(Exercise prompt): Lines that include the word "name" should be copied from the listing that follows.

(Data to examine):

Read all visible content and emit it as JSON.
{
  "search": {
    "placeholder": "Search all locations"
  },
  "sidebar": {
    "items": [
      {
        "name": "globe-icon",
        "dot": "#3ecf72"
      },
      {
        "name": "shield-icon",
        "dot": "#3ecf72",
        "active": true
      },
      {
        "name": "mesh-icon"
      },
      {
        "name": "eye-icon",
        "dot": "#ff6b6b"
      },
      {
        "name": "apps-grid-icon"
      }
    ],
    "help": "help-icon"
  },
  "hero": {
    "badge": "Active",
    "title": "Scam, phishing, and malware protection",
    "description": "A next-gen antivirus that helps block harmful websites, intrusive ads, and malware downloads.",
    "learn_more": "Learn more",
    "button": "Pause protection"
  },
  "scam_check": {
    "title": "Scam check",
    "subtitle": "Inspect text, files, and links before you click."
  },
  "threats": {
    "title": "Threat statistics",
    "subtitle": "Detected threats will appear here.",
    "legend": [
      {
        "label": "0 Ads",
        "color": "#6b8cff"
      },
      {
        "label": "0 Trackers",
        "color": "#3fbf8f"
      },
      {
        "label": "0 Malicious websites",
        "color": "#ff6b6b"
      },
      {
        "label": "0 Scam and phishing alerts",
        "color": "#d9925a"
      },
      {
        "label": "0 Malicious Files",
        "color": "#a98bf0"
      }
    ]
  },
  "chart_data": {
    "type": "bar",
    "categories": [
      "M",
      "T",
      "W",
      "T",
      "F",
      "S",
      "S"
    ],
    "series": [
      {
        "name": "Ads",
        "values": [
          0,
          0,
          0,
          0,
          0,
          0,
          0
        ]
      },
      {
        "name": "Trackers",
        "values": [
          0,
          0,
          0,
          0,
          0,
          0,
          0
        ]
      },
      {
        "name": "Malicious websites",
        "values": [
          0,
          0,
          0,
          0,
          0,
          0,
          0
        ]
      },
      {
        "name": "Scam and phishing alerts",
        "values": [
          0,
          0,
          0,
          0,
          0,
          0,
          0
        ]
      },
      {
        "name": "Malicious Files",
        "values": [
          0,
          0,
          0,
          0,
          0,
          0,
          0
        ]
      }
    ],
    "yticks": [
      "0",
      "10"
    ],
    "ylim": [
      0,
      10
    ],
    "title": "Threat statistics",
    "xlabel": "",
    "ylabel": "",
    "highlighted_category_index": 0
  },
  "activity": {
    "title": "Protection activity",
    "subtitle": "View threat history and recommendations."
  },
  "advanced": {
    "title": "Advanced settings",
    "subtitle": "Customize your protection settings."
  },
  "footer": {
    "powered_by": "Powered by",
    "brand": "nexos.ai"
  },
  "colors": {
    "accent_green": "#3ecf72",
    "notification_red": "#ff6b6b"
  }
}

(Response):
        "name": "globe-icon",
        "name": "shield-icon",
        "name": "mesh-icon"
        "name": "eye-icon",
        "name": "apps-grid-icon"
        "name": "Ads",
        "name": "Trackers",
        "name": "Malicious websites",
        "name": "Scam and phishing alerts",
        "name": "Malicious Files",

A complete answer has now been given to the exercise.